[Collected data]
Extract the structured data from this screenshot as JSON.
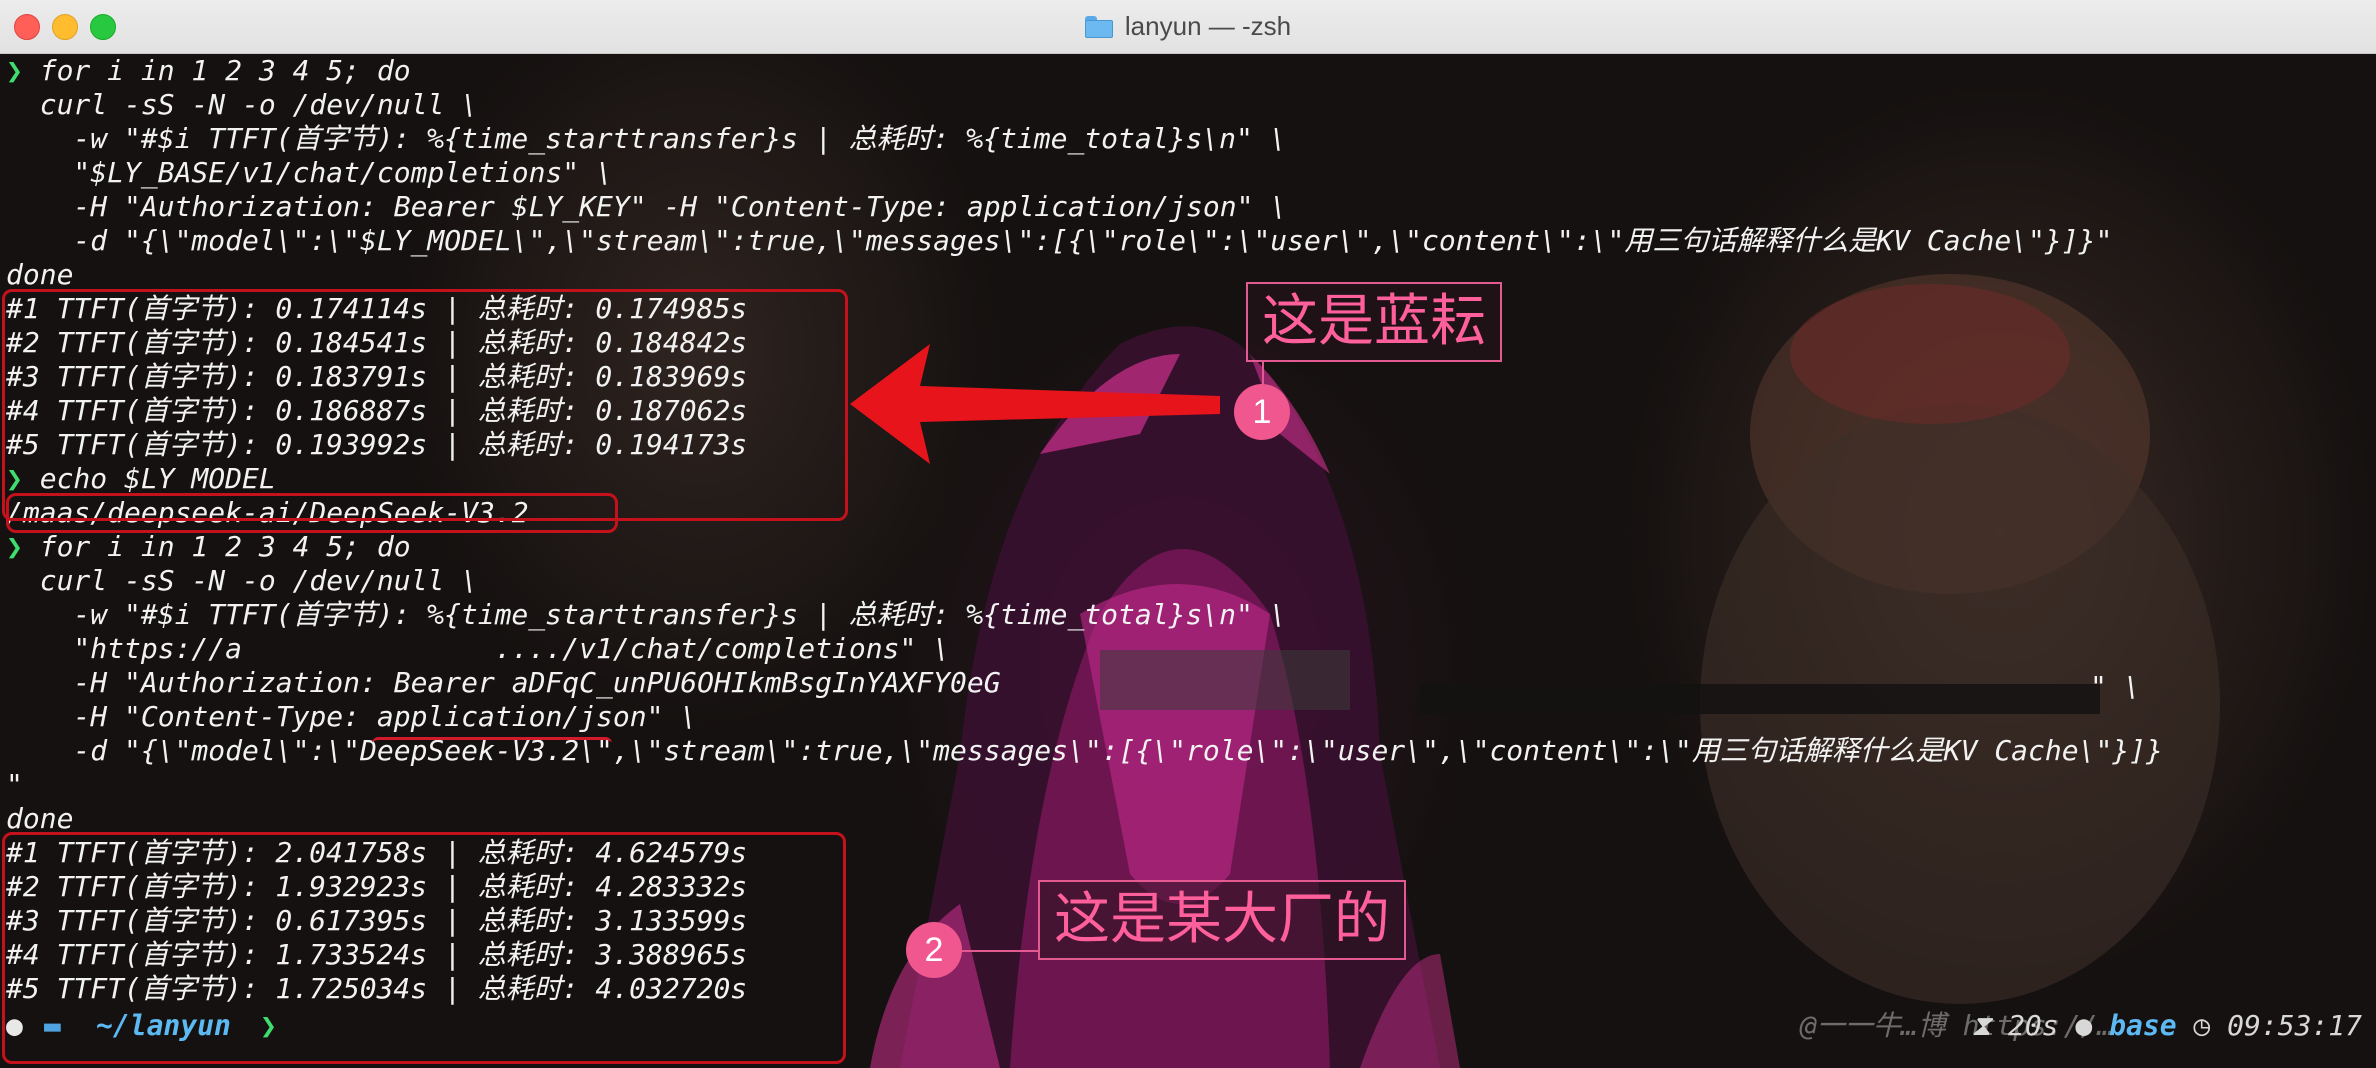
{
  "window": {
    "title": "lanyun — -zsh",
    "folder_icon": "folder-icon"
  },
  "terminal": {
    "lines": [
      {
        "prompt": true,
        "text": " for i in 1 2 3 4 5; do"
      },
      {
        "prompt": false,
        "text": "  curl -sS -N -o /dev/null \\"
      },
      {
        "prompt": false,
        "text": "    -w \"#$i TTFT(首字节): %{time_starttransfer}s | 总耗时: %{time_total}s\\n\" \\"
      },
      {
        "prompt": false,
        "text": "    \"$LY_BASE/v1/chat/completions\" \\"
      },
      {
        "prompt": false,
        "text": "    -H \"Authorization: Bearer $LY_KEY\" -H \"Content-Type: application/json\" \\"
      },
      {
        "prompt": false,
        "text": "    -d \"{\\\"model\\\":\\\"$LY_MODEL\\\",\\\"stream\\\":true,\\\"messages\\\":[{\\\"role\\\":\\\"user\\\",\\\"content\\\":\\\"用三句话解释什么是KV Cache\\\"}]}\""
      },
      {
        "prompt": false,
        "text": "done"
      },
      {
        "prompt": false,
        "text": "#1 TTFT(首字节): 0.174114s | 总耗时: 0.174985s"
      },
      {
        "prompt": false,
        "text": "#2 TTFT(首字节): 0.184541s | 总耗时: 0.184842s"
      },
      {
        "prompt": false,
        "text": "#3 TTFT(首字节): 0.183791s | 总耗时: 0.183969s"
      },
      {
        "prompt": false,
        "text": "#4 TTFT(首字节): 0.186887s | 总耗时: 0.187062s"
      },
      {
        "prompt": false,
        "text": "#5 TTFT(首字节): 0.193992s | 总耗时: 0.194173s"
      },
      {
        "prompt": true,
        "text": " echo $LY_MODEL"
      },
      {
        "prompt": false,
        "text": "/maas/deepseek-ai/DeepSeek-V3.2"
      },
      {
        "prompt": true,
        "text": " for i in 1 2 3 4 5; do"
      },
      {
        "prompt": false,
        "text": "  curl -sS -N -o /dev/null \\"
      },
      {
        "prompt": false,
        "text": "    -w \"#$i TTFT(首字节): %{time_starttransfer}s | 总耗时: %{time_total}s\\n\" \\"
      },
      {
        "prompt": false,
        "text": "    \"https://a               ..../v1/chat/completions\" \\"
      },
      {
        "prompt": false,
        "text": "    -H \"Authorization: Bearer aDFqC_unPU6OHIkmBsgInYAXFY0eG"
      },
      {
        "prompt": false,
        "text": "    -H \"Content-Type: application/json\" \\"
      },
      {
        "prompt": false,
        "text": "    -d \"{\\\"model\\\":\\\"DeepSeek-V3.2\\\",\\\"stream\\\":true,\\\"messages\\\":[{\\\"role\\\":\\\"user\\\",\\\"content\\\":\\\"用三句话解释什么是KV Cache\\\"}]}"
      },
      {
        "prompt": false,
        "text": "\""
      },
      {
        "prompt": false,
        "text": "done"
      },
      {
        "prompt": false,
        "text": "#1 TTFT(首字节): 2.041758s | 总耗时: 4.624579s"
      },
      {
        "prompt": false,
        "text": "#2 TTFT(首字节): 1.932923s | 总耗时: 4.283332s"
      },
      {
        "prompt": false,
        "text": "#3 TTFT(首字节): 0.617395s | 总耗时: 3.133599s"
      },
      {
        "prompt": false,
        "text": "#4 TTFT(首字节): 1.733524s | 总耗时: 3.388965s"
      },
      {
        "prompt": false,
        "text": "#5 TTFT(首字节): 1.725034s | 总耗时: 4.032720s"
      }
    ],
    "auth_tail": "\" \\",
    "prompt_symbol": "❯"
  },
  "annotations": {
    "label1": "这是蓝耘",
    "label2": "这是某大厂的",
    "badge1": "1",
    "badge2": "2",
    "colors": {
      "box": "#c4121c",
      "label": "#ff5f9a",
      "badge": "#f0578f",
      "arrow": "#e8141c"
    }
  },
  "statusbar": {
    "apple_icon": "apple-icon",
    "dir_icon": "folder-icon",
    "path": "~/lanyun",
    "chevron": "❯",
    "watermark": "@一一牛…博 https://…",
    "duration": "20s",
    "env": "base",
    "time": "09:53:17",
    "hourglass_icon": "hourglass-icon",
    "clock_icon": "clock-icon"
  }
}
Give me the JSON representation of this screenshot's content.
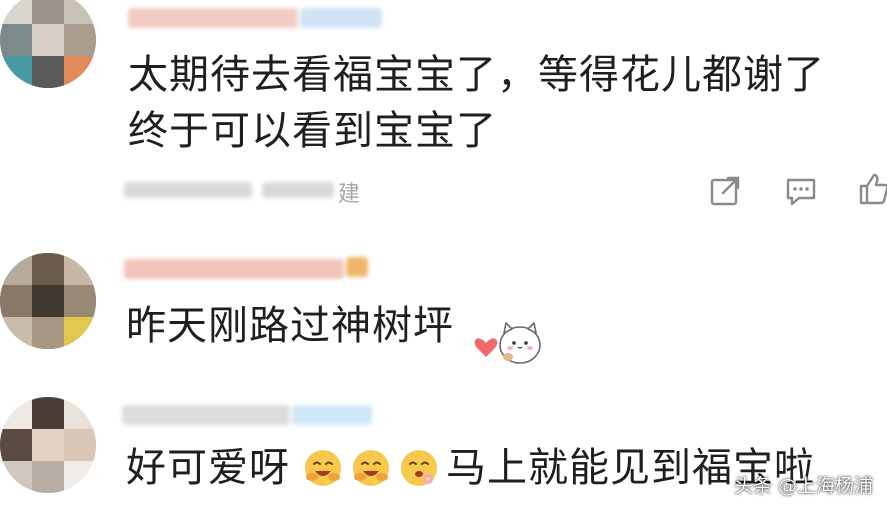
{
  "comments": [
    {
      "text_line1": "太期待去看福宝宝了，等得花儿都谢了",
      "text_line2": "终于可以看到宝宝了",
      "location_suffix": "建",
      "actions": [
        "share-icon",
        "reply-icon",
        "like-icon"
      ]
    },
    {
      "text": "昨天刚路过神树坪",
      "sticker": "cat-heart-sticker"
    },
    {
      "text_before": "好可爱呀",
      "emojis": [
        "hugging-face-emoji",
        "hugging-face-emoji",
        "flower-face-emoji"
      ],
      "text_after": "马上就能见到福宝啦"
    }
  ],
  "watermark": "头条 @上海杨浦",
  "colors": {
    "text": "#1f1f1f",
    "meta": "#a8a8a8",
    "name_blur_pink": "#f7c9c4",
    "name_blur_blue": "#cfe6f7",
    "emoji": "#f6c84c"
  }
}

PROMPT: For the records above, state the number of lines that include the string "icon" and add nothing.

EXERCISE RESPONSE: 8